Understanding the New Realities of Job Searching in the COVID-19 Era
Nine months into the COVID-19 pandemic, the job market isn’t looking good. The number of Americans seeking unemployment benefits remains at a near-record high and only half the jobs lost to the pandemic in the spring of 2020 have returned, the Associated Press reported in late November.
This double whammy paints a bleak picture for new PR professionals looking to advance their careers. For new college graduates the outlook is even tougher. Many are seeing their job and internship offers deferred or rescinded.
While the PR profession is not immune to the current economic and employment downturn, we have tools to help us. Most important, we’re fortunate to work in “a profession of relationships,” says Ron Culp, APR, Fellow PRSA, a consultant and educator who is also professional director of the Graduate PR and Advertising Program at DePaul University in Chicago. “PR pros are inherently empathetic, and in this environment they are more committed than ever to helping others.”
Especially for recent grads and early career PR people who are looking for jobs, professional relationships can make all the difference. But leveraging your network requires understanding the new realities of job-hunting in the pandemic era.
Network on LinkedIn and Twitter.
For the time being at least, coronavirus has changed or eliminated many traditional networking opportunities such as meetings and events. Now, “you have to find a way to establish and maintain connections in the virtual world,” Culp says.
As a result, social media networks have become more important than ever. Culp advises job-hunters to spend an hour a day focusing on the two primary channels of LinkedIn — which is fast becoming the heir apparent to the traditional résumé — and Twitter. Devote that hour to building quality content on your profile and establishing good connections, he says.
Savvy job candidates have long made it a point to learn the qualities of an organization that are not easily defined, such as its culture, work style and expectations. But with virtual interviews over the internet you lose the opportunity to observe those intangibles, says Alyssa Boule, senior vice president of recruitment for Edelman in Washington, D.C.
“You can’t show up to the interview early, sit in the reception area and see how people act,” she says. “You can’t walk past conference rooms and see how colleagues collaborate.”
Job interviews conducted via video calls also change the questions you must ask, because you’re forced to gather information about those intangibles from other peoples’ experiences rather than your own, she says.
Boule recommends using your research skills and network to learn those answers before the interview. Find the company’s current or former employees on LinkedIn and reach out to them for insights, she says. Review the organization’s website for photos and other clues about its dress code and work environment. Read news articles about the company and its leadership.

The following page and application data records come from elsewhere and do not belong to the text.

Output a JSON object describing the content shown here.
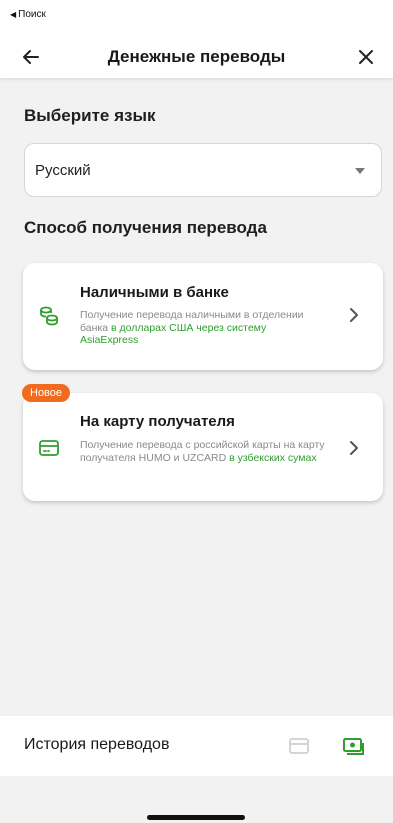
{
  "status_bar": {
    "back_text": "Поиск"
  },
  "header": {
    "title": "Денежные переводы",
    "back_icon": "arrow-left-icon",
    "close_icon": "close-icon"
  },
  "language": {
    "heading": "Выберите язык",
    "selected": "Русский"
  },
  "method": {
    "heading": "Способ получения перевода",
    "options": [
      {
        "title": "Наличными в банке",
        "desc_plain": "Получение перевода наличными в отделении банка ",
        "desc_green": "в долларах США через систему AsiaExpress",
        "icon": "coins-icon"
      },
      {
        "badge": "Новое",
        "title": "На карту получателя",
        "desc_plain": "Получение перевода с российской карты на карту получателя HUMO и UZCARD ",
        "desc_green": "в узбекских сумах",
        "icon": "card-icon"
      }
    ]
  },
  "bottom": {
    "history_label": "История переводов"
  },
  "colors": {
    "accent_green": "#2f9e2f",
    "badge_orange": "#f26a1b"
  }
}
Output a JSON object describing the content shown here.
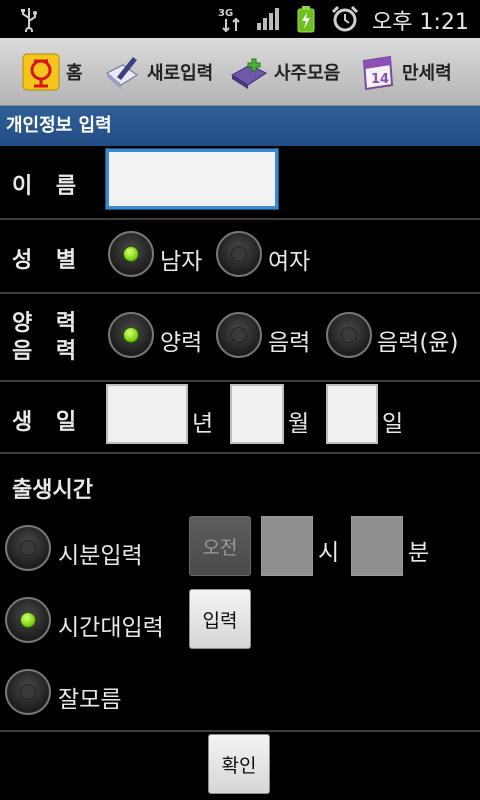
{
  "status_bar": {
    "time": "오후 1:21",
    "network": "3G",
    "icons": [
      "usb-icon",
      "network-3g-icon",
      "signal-icon",
      "battery-charging-icon",
      "alarm-icon"
    ]
  },
  "toolbar": {
    "items": [
      {
        "label": "홈",
        "icon": "home-icon"
      },
      {
        "label": "새로입력",
        "icon": "new-entry-icon"
      },
      {
        "label": "사주모음",
        "icon": "saju-book-icon"
      },
      {
        "label": "만세력",
        "icon": "calendar-icon"
      }
    ]
  },
  "section": {
    "title": "개인정보 입력"
  },
  "form": {
    "name_label": "이 름",
    "name_value": "",
    "gender_label": "성 별",
    "gender_options": [
      "남자",
      "여자"
    ],
    "gender_selected": "남자",
    "calendar_label_line1": "양 력",
    "calendar_label_line2": "음 력",
    "calendar_options": [
      "양력",
      "음력",
      "음력(윤)"
    ],
    "calendar_selected": "양력",
    "birth_label": "생 일",
    "year_unit": "년",
    "month_unit": "월",
    "day_unit": "일",
    "birth_time_title": "출생시간",
    "time_modes": [
      "시분입력",
      "시간대입력",
      "잘모름"
    ],
    "time_mode_selected": "시간대입력",
    "ampm_button": "오전",
    "hour_unit": "시",
    "minute_unit": "분",
    "input_button": "입력",
    "confirm_button": "확인"
  },
  "colors": {
    "section_header": "#2a5790",
    "radio_checked": "#7ed313",
    "focus_border": "#3d8ad0"
  }
}
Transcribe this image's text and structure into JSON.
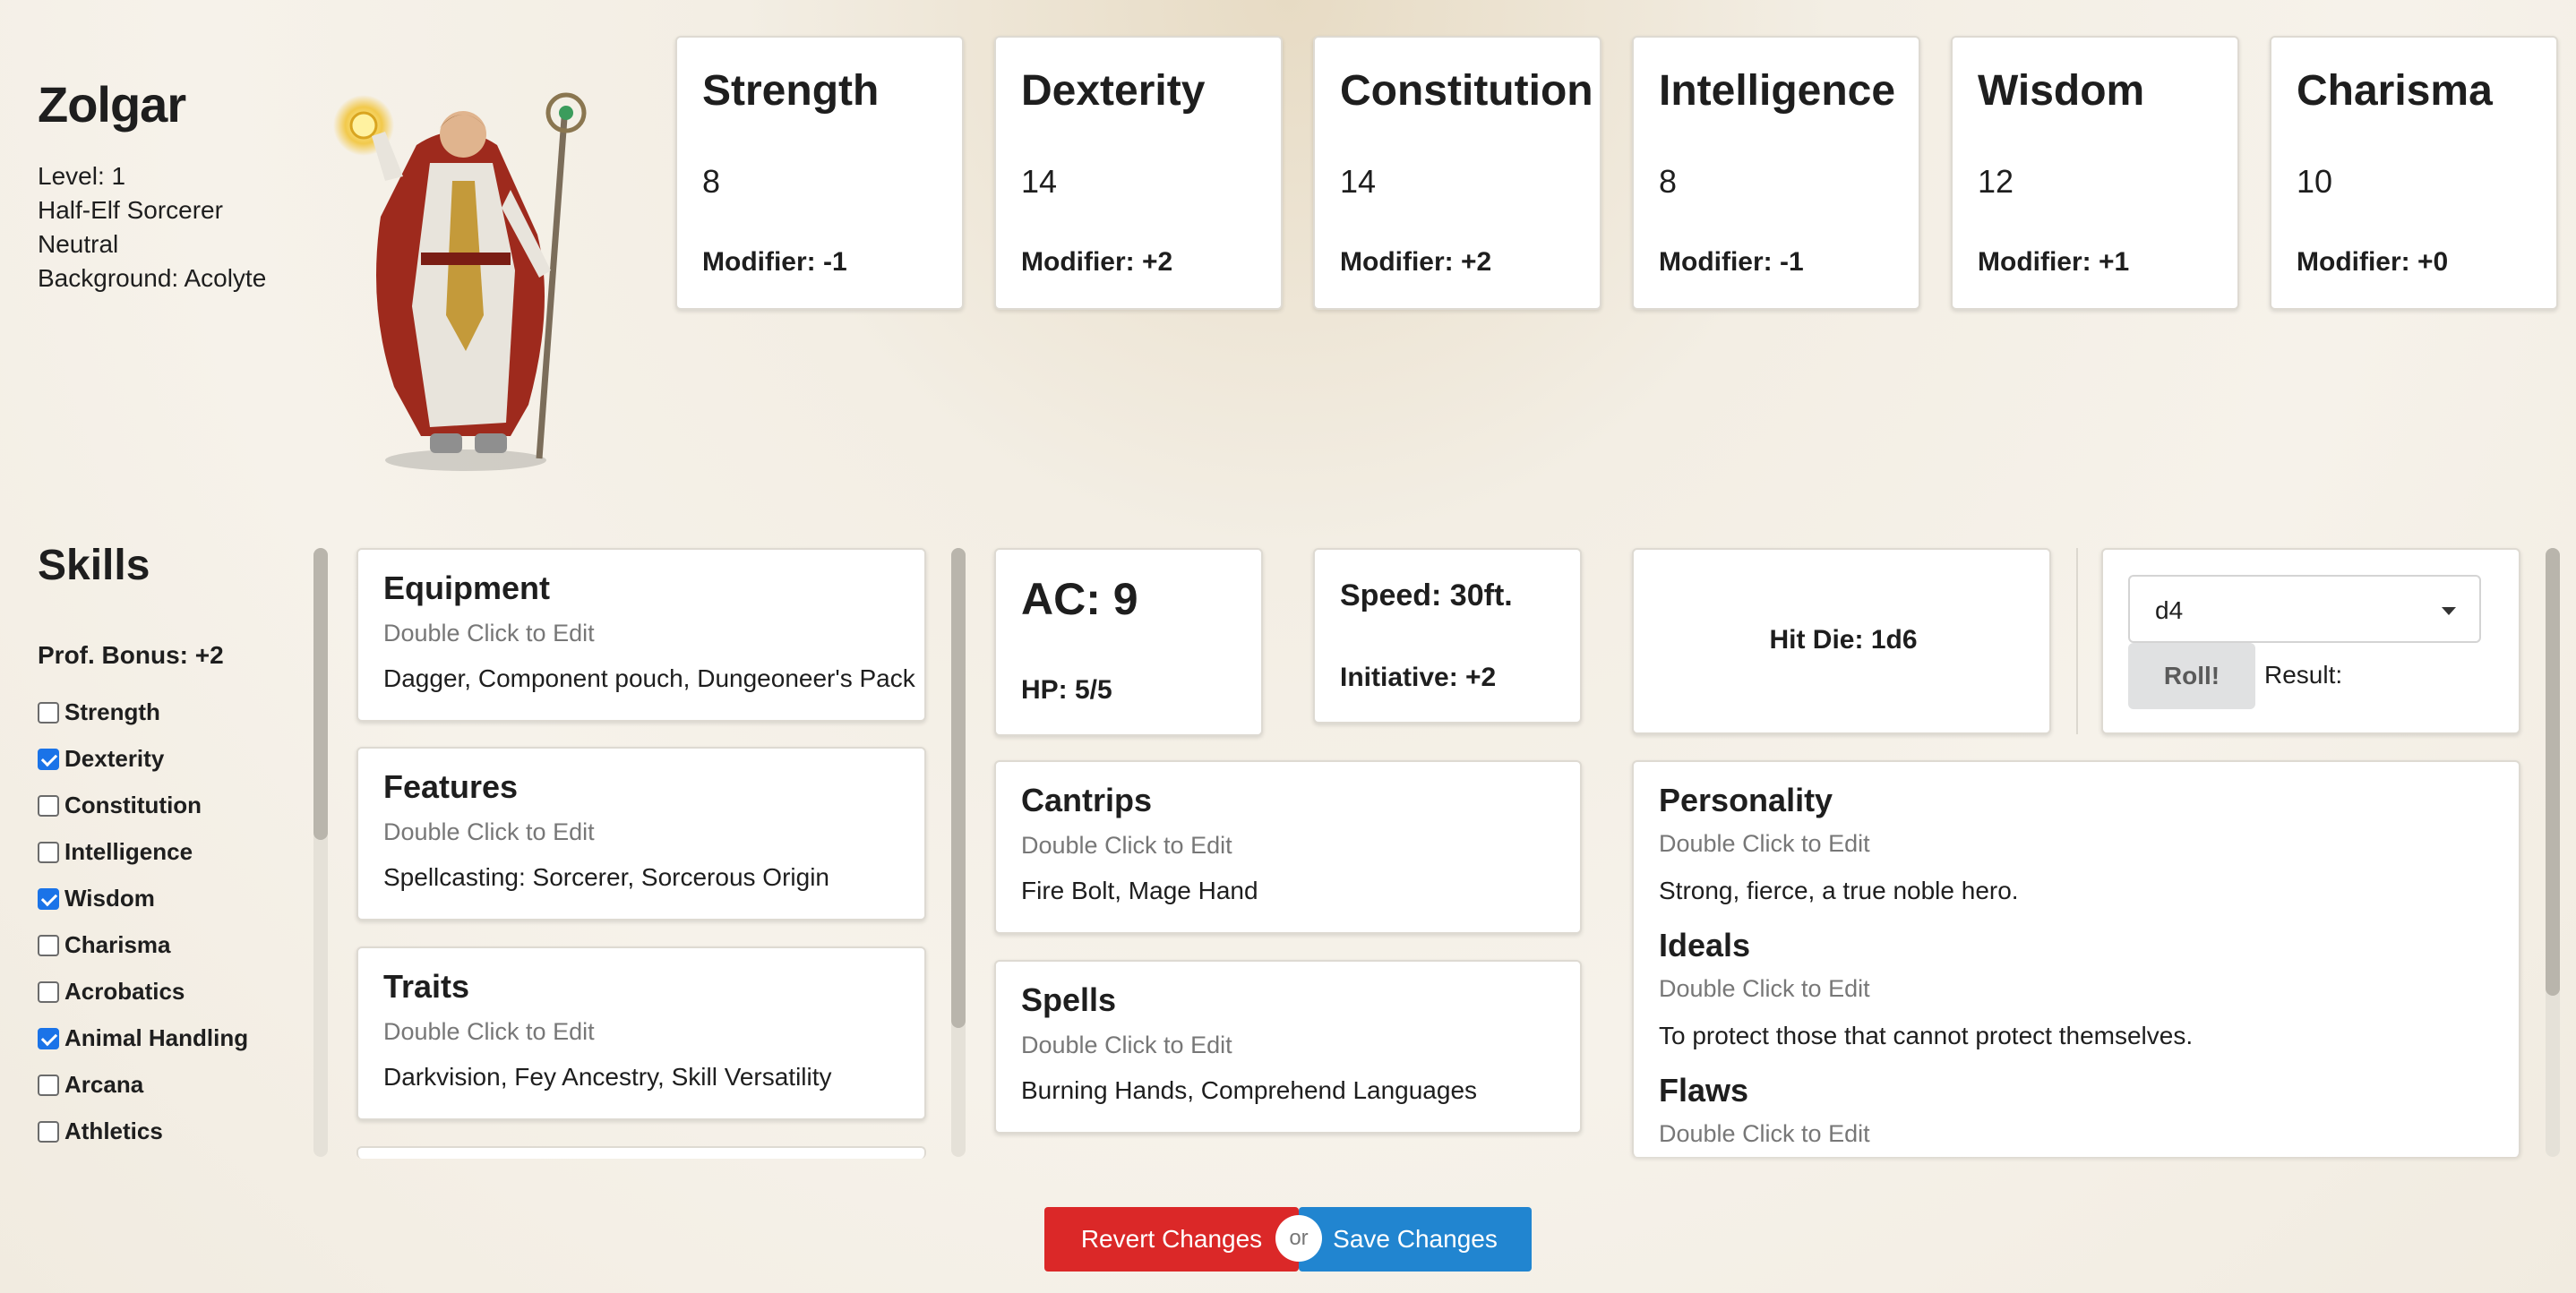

Virtual environments can also affect your job-interview performance, so Boule advises practicing beforehand. “Make a video of yourself, and give it an honest critique,” she says. “Become more conscious of your body language, posture and facial expressions.”
Deepen your relationships.
Now is the time to not only build and expand your professional network, but also to nurture your existing contacts, says Andrew Cook, an associate for social impact at Weber Shandwick in Seattle and former national president of PRSSA. Meeting new people may be harder right now, but you can deepen your relationships with people in your network and ask them for help, he says.
Cook also advises setting up job alerts for the city where you live (or would like to live) and for specific companies that interest you. This targeted approach will give you a sense of the employment market and let you help other job-seekers by passing postings along to them.
When you follow a company on social media, let them know you’re following them, Culp says. He recalls a former student who received a recruiting call from such an organization — not because the student had applied there, but because people from the company knew he was following them and saw that his skills matched their needs.
Understand what has not changed.
Despite the changes brought by COVID-19, some traditional job-search rules still apply. “Don’t apply online and then do nothing,” Boule says. “Follow up. If you don’t know anyone at the company, scour LinkedIn and find out who works in the practice area you’re targeting. Then, connect with those individuals and add them to your network.”
On the other hand, Boule also cautions against following up too often. If you’re in an active interview process, checking in once a week may be OK, but ask the hiring manager upfront if that frequency will be acceptable, she says.
Remember that sending thank-you notes after job interviews is still in style. Email is the best option, since many people aren’t in their offices to receive regular mail.
Wear your badge of resilience.
If the pandemic has slowed down your job search, use that time to your advantage, Cook suggests. “This is the moment to up your ‘hustle quotient,’” he says. “Find limited gig engagements, projects, volunteer opportunities, freelancing. Do things that reflect your skills. Write your own blog.”
Perhaps most important during the lull in your job search, “Make sure you’re not regressing” in your skills, he says.
If despite your best efforts you still find yourself with an employment gap, then don’t worry about it too much, Boule advises. “This is not the first time there’s been a hit to the economy,” she says. “Acknowledge that impact upfront: ‘My career has looked different than I thought it would, but it’s been a good learning experience.’ This is simply a part of your professional story. Proudly wear your badge of resilience.”
Above all, Culp adds, stay positive and proactive. “A powerful network of PR professionals is there to help you,” he says. “The best way to find them is by raising your hand.”